Thursday, April 20, 2006

A Look Inside My Brain part 2


Flickering Images from Marcus Donner on Vimeo.


In this post I will once again explain my process while making a short documentary for the Seattle international Film Festival.
I feel that when doing a creative work it is best to place restrictions on one's self. These restrictions, or rules, give the piece an internal consistency. They also force you to be more creative. There is an old saying that goes, "Calm seas make a poor sailor". When you have something to challenge you, it's amazing what you can achieve.

In the heyday of Warner Bros. animation they developed rules about how to handle particular characters. For instance, they decided that Bugs Bunny would never just run around starting trouble, but that he should always be minding his own business when Elmer Fudd or some other antagonist would come along and start the trouble. Or in the case of the Roadrunner cartoons, the rule became that the Coyote would be hurt by his own incompetence and not through any malicious action of the title character.

Restrictions can be beneficial to any artist and if you have none, you should create them for yourself.

When I was selected to make a short for SIFF one of the first things I did (along with my DP and producing partner) was compile a list of rules and guidelines to follow. This list was written even before we knew our subject. Our subject would be pulled out of a hat a few weeks later. I called the list the Declaration of Principles. It is a reference to a list of ideals that Charles Foster Kane made in the film Citizen Kane. Here is our list:


Declaration of Principles

This document is to serve as a philosophical framework for the filmmakers of Brian McDonald’s Fly film documentary for The Seattle International Film Festival 2004.

1.) Always tell the truth. Meaning that nothing may be set up for the benefit of our camera or story. We want real people doing real things.

2.) The story is more important than the storytellers. In other words, we are not the story.

3.) The audience does not owe us their attention; we must earn it. We must have a point. Why should anyone care about our subject?

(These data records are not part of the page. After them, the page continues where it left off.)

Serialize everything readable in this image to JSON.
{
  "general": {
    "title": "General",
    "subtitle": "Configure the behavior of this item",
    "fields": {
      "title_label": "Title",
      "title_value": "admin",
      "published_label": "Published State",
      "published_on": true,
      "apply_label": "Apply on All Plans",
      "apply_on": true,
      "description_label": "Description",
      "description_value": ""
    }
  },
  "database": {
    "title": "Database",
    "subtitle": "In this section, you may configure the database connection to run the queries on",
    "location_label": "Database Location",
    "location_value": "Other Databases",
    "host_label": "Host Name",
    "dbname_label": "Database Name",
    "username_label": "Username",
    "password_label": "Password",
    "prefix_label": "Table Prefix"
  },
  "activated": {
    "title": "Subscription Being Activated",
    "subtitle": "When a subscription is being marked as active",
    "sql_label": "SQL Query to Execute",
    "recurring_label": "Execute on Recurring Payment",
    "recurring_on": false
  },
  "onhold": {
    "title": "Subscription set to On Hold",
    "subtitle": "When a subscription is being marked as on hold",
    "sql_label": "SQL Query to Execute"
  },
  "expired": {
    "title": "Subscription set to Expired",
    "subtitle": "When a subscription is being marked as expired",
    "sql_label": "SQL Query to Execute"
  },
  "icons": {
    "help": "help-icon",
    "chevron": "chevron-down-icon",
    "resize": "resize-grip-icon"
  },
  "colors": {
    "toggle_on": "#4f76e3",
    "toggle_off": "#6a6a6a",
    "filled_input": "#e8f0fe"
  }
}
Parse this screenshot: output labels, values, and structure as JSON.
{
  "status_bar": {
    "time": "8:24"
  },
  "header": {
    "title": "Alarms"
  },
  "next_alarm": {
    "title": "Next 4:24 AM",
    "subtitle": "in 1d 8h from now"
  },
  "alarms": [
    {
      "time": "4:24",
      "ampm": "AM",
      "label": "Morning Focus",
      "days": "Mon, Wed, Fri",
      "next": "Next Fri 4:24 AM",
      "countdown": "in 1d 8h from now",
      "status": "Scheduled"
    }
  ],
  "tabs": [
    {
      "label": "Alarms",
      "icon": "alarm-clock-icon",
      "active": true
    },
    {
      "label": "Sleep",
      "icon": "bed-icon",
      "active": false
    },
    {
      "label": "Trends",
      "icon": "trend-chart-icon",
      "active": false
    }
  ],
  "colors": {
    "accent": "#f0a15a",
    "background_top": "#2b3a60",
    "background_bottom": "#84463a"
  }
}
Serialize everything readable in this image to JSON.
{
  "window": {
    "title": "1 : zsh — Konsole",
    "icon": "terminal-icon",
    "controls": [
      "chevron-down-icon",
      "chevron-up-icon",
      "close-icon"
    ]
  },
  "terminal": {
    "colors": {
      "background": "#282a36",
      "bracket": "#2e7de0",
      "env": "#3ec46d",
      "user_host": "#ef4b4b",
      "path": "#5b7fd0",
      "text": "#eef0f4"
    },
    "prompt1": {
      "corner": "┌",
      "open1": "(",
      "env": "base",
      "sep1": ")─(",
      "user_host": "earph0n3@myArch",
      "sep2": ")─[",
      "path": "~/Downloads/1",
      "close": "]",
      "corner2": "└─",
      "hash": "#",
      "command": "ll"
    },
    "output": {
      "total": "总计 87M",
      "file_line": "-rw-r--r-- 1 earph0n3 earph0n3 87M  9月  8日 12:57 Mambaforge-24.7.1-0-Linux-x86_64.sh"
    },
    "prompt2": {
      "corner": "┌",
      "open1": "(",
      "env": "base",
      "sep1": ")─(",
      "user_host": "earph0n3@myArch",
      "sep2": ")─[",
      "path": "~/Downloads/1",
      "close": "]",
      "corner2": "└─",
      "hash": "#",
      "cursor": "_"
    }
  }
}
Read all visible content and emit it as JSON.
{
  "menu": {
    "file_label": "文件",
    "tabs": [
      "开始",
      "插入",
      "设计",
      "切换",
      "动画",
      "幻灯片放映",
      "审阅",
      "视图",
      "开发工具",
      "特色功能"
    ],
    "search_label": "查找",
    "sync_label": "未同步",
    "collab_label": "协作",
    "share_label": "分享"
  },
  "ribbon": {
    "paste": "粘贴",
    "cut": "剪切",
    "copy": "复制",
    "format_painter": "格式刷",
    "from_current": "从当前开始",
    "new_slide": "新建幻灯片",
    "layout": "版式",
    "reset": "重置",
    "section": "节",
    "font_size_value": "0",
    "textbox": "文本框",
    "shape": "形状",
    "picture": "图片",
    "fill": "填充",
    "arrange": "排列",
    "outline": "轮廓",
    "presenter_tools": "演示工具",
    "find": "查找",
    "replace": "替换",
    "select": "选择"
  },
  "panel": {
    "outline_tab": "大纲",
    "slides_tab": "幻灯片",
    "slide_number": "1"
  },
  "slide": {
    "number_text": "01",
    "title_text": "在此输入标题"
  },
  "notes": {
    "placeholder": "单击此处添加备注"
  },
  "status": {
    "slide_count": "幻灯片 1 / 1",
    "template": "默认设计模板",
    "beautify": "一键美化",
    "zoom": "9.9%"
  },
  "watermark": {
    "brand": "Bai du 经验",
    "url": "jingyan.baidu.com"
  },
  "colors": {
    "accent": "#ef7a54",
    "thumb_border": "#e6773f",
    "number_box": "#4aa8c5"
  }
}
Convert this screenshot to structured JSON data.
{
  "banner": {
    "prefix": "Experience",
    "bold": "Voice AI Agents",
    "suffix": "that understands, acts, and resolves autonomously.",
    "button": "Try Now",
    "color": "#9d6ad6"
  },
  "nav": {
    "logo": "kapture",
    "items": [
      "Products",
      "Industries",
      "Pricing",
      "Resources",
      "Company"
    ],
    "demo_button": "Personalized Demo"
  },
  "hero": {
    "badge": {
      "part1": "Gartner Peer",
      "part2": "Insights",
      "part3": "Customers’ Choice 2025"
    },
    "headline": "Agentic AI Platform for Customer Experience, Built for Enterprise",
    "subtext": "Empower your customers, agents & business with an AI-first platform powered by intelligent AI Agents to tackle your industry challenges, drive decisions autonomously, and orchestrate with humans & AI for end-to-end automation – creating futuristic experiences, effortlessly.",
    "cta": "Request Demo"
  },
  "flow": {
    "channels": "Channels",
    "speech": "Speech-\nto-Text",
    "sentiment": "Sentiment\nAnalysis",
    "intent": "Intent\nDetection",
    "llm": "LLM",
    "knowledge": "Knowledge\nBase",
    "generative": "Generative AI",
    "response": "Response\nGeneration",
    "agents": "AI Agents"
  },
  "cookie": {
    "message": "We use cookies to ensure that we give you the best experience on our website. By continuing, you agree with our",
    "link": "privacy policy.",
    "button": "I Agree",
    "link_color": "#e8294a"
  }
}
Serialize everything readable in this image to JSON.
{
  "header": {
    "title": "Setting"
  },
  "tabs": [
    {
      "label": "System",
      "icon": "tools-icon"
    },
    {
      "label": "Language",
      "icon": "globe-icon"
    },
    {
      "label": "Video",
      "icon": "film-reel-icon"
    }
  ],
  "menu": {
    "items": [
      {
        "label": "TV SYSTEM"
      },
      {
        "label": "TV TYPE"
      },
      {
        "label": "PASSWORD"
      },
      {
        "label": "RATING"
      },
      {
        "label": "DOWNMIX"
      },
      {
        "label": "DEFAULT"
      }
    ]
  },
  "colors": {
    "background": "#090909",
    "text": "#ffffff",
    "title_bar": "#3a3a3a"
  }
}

4.) People are more interesting than things. Just as in fictional storytelling conflict is more interesting than the lack of conflict.

5.) Style for style is sake will not be allowed. Our style shall be dictated by the needs of the story. This applies to all elements of the film: direction, photography, sound design, editing and music.

6.) The humanity of a story takes precedence over any technical concern. A bad recording of a great event is better than a great recording of a bad event. (This is courtesy of the director Mark Rydell)

7.) The old adage tell them what you are going to tell them, tell them, tell them what you told them shall act as our road map.

8.) Remember basic three-act structure.

9.) We can only tell one story. No matter how interesting another subject might be, if it has nothing to do with our story it must be cut.


Brian McDonald (Director) and Marcus Donner (DP/Associate Producer) compiled this list of principles on February 14th 2004.

3 comments:

R.Dress said...

Well said.

David Royster said...

Hi Bryan, My name is David. I'm a playwright currently attending CSUF. I've read your books multiple times and I read your blog just about every day. What I've learned about stories ... What I've learned about life from your work is immeasurable. My professor taught me to practice writing in 10 minute form, but what you did in 5 was ... wow. Even having never met you, you are one of my favorite and most influential teachers. If anything comes of my work, I stood on the shoulders of a giant. I just wanted you to know that.

Brian McD said...

Hello David,

Thank you for taking the time to post this very nice comment. I'm happy to have helped you in some way and I hope it continues to do so.

Thanks again for your kind words.

-- Brian